The house left for the clerk was the smaller of the two tenements called Bruetts, in Fyfield Street, the larger being for the schoolmaster or dame. In 1873 it was disputed whether the charity was for the church clerk or the parish clerk; the decision went in the church clerk's favour, and the house is still occupied by his successor. In 1949 the school charity and the parochial church council both advanced money for the repair of the house, which had been little altered for some centuries. It is timber-framed with a steep roof and dates from the 16th century or earlier. (fn. 3)
John Collins, (fn. 4) by will dated 1751, (fn. 5) left a field in Moreton to the poor of Fyfield. It was let at £5 a year in 1834 and in 1907, when it was sold for £120 which was invested. In 1834 the income was spent on bread, distributed with Walker's Charity, and on 1s. doles to widows and other poor persons. The bread doles were stopped in 1917 under a scheme of 1915. In 1935 the income of £3 11s. 8d. was distributed in small sums of cash and the same practice appears to have been followed since.

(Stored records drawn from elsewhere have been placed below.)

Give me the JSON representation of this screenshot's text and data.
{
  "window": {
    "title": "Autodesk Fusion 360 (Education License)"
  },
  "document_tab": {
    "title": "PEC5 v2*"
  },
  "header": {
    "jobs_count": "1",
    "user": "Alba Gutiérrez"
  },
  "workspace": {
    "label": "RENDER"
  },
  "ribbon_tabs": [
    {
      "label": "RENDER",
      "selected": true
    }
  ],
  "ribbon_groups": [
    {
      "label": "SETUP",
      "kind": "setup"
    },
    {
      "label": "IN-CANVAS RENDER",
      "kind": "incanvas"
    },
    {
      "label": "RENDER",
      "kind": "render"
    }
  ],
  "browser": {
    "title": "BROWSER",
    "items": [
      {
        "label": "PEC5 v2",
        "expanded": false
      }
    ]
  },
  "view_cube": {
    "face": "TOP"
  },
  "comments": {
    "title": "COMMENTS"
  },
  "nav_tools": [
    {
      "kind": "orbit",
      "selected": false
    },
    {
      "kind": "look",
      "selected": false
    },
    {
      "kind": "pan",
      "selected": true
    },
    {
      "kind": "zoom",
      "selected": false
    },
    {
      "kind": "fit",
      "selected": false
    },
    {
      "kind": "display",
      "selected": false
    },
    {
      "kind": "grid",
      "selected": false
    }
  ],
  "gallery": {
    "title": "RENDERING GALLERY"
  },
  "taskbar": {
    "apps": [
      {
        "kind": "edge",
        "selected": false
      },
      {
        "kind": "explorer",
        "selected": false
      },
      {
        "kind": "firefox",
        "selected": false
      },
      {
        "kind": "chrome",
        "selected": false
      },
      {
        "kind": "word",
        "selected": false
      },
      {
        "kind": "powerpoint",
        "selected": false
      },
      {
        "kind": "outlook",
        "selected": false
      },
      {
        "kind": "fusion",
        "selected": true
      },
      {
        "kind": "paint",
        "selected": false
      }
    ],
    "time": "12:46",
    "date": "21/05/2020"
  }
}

The Revd. Robert Gibson, by will proved 1840, left £200 in trust for distribution among the poor of the parish, preferably those who were sober and industrious and attended church regularly. Charlotte Gibson, by will proved 1859, left £200 in trust for the yearly distribution of blankets, sheets, coals, or clothing to the poor of the parish. These two charities have generally been distributed together. In 1950 the income of £5 from each was given away in food and clothing. (fn. 6)